A woman carries wood in Mugu district, Nepal, May 2013 (Photo Credit: Amnesty International).
A woman carries wood in Mugu district, Nepal, May 2013 (Photo Credit: Amnesty International).

What would you say if I told you that living without a source of drinking water near home is a major risk for sexual and reproductive health?

Collecting water is nearly always a woman’s task. Estimates are that women spend around 40 billion hours a year walking for water. For nearly 800 million people, this is a reality.

Aside from a host of preventable illnesses that arise from drinking unsafe water like these 800 million people do, there is also a major health consequence that often goes overlooked: uterine prolapse.

Uterine prolapse is painful and debilitating. The condition prevents pelvic muscles from being able to support the uterus, and it starts to descend into the vagina. In severe cases, it may come out of the vagina entirely. Simply put, it’s a horrifying violation of human rights, and it’s largely preventable.

[pullquote text=”It’s a horrifying violation of human rights, and it’s largely preventable.”]Carrying heavy loads like water isn’t the only cause of uterine prolapse. Giving birth at a young age, having many children in a short period of time, prolonged or difficult labor, harmful birthing practices, or lack of a trained birth assistant can all lead to uterine prolapse.

Even poor nutrition can be a factor. But what do all these—challenges of pregnancy and delivery, physical labor, poor nutrition—have in common? Gender-based discrimination.

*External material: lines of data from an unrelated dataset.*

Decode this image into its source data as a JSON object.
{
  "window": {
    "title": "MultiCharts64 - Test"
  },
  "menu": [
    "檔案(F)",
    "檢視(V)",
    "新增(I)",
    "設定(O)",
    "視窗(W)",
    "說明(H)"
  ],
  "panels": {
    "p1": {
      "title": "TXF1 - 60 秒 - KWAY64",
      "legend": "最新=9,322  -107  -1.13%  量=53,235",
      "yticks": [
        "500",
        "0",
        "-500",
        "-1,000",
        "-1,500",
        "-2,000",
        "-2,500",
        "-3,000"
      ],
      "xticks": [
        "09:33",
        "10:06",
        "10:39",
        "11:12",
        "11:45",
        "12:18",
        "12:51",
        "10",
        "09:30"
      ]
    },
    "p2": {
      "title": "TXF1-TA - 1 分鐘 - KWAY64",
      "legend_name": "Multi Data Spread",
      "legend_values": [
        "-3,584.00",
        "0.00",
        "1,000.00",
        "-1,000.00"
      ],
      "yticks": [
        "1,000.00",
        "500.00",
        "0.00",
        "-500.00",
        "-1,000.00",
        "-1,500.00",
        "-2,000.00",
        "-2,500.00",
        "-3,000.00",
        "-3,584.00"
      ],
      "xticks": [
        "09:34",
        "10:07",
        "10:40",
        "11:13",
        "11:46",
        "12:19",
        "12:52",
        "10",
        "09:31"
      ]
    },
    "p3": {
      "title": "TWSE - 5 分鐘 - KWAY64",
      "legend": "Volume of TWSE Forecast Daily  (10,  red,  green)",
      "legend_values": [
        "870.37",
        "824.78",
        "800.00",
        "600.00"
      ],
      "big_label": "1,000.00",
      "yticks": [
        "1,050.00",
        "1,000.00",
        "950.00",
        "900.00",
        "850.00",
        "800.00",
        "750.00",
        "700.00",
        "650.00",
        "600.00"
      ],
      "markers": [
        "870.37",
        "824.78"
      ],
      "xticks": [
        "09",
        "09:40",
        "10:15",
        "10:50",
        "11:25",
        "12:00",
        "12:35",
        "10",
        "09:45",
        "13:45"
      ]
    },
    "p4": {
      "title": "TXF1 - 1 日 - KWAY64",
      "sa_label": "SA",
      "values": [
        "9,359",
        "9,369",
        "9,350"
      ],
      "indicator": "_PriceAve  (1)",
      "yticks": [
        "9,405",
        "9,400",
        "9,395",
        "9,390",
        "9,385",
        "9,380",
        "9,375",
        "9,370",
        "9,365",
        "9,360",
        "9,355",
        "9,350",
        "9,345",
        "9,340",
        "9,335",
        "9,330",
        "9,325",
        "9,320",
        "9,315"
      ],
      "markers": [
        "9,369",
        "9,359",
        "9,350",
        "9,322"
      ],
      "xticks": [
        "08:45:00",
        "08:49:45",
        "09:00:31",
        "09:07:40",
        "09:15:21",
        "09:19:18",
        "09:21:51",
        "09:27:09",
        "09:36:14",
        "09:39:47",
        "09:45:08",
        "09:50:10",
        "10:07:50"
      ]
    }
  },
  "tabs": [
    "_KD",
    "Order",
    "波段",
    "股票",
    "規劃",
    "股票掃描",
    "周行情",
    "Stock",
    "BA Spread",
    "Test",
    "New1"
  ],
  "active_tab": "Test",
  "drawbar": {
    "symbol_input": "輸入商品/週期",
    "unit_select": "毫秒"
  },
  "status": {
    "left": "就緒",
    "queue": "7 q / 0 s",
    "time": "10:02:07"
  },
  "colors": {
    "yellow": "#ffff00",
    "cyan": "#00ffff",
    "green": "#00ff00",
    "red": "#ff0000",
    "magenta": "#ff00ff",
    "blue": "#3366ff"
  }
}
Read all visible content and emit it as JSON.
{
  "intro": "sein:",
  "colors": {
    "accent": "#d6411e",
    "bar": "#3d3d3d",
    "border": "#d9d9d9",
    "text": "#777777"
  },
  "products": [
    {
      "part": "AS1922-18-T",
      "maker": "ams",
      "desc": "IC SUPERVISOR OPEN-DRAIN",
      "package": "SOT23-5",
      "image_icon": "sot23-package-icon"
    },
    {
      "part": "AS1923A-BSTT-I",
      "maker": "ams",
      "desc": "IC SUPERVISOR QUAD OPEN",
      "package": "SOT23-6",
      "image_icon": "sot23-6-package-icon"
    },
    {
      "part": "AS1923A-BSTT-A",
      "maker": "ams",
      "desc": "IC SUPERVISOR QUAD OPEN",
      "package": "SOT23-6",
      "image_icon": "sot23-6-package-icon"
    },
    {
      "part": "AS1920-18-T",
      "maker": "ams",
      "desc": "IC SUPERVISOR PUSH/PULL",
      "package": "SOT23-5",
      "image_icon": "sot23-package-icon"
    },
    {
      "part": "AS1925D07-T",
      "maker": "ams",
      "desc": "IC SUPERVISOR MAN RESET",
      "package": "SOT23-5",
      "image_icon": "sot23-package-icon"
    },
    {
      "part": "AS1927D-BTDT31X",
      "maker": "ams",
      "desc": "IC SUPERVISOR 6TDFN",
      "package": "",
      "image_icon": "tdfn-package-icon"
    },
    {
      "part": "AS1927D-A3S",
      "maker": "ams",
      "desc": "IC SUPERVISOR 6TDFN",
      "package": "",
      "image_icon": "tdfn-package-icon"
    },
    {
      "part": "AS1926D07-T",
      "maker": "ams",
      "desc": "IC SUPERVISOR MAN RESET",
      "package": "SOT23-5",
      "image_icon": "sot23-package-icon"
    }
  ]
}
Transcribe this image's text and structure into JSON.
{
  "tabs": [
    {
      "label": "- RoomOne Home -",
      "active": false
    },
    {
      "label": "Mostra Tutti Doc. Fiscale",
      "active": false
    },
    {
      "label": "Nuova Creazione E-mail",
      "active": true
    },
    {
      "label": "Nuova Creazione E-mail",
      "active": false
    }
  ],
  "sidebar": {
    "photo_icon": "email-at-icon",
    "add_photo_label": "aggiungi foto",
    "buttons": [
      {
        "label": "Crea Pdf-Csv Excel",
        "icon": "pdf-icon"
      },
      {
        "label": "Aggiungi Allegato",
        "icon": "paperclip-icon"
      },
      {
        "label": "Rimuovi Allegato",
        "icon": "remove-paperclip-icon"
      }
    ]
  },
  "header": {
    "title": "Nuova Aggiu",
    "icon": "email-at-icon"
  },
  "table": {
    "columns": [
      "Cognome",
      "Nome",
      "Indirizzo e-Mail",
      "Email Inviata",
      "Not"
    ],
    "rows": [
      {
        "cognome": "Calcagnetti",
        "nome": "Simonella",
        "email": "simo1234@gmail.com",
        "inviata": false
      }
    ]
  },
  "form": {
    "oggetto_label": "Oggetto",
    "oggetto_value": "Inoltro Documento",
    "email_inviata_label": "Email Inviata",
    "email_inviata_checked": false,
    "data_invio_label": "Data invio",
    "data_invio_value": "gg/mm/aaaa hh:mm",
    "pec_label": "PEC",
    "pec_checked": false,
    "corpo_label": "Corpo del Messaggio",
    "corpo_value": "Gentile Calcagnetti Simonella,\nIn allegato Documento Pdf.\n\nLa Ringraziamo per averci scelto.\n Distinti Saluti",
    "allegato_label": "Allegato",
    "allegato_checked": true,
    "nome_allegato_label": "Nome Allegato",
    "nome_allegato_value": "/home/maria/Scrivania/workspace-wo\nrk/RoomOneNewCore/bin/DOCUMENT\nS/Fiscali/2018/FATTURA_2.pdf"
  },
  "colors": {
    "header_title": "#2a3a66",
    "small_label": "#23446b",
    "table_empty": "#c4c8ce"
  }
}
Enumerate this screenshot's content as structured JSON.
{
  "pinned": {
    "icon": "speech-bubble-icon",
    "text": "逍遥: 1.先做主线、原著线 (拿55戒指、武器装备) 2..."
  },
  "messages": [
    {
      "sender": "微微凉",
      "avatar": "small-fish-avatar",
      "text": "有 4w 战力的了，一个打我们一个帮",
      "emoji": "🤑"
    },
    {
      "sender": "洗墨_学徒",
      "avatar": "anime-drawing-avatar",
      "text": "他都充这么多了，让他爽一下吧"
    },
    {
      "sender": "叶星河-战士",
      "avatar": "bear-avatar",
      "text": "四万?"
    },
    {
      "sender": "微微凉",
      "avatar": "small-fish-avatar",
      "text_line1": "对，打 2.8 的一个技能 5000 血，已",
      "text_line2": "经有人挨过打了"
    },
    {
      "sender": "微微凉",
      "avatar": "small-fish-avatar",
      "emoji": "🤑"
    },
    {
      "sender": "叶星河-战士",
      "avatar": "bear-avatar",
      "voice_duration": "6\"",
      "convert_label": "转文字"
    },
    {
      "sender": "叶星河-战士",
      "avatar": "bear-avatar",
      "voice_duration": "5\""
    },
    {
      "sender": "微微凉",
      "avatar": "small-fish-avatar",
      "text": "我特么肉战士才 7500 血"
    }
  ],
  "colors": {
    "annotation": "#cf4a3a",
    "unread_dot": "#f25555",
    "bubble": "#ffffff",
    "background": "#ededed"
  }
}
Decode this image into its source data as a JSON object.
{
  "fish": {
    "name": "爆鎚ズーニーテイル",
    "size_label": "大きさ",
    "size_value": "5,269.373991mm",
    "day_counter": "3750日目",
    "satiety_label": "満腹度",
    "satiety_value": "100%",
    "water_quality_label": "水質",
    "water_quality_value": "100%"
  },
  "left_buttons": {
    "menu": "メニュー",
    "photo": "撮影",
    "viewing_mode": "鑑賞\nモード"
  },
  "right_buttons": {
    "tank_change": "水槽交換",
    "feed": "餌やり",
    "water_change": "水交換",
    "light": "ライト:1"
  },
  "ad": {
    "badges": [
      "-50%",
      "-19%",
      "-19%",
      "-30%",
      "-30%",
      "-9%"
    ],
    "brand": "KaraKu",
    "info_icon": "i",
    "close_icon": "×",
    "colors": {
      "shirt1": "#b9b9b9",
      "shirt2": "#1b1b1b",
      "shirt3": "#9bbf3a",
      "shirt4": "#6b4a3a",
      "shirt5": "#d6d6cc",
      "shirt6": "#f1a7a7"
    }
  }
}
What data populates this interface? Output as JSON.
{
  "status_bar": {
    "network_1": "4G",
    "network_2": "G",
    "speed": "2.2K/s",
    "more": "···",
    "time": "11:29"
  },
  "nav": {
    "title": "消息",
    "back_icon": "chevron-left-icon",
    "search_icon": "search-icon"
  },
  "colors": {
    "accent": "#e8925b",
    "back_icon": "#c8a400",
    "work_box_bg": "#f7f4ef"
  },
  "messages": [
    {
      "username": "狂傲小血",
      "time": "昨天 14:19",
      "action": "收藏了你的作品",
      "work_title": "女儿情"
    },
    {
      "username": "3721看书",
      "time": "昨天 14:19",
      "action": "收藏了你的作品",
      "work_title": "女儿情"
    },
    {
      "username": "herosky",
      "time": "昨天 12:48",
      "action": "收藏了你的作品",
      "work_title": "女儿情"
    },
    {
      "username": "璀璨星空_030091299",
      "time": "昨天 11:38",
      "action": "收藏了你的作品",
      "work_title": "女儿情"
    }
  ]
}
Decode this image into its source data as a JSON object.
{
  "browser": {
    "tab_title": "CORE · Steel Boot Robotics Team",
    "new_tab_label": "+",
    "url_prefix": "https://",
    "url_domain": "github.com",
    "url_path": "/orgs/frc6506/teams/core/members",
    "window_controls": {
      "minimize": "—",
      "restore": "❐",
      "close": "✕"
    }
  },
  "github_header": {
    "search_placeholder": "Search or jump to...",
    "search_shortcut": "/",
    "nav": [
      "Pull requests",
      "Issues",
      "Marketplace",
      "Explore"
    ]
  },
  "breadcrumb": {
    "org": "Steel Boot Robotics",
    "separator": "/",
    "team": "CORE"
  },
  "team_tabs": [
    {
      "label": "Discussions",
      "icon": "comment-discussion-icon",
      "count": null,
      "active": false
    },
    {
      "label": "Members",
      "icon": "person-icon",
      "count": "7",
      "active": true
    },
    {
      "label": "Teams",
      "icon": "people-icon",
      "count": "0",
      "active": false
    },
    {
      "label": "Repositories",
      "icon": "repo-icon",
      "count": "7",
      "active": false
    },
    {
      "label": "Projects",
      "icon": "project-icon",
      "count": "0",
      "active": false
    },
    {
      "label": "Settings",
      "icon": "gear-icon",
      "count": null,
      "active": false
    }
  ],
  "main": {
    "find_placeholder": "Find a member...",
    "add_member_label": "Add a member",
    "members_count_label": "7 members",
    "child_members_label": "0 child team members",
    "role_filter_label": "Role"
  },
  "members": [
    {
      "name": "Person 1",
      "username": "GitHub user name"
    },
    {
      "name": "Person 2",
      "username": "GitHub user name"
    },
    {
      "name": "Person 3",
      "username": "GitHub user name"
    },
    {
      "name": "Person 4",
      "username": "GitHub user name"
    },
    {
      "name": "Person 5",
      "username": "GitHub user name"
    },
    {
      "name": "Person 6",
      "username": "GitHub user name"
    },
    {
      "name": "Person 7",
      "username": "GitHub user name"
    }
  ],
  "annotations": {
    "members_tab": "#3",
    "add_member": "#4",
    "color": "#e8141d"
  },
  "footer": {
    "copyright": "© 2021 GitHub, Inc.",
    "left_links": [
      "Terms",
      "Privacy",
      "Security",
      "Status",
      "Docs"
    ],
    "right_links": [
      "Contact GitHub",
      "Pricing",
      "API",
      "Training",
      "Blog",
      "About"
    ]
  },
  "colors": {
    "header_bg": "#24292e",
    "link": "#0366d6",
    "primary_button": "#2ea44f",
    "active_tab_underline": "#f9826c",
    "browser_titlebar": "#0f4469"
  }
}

As part of our My Body My Rights Campaign, Amnesty International recently launched a new report and campaign looking at uterine prolapse in Nepal.

Called Unnecessary Burden, it shows just how many violations of women’s rights can lead to this one, lifelong consequence. For example, early marriage and pregnancy can arise from a lack of education, income generation opportunities, poverty, son preference, or rape. Prolonged or unassisted labor can be a reflection of lack of access to health information or services, or of a weak or discriminatory health system.

Poor nutrition can stem from many harmful practices, such as a requirement that women eat after men or that women cannot access shared goods, like food and water, while menstruating. Physical labor for household chores, such as water or firewood collection, often arises from a basic violation of economic and health rights.

It sounds dire. For many women it may be. It’s difficult to challenge long-held traditions and ingrained gender-based discrimination. But there is a place to start.


In honor of World Water Day, March 22, join with us to spread the word that uterine prolapse is a violation of women’s rights, which stems from other violations of human rights, like life without access to safe drinking water close to home.

It’s time governments pay attention. You can help by signing our petition to the Government of Nepal today.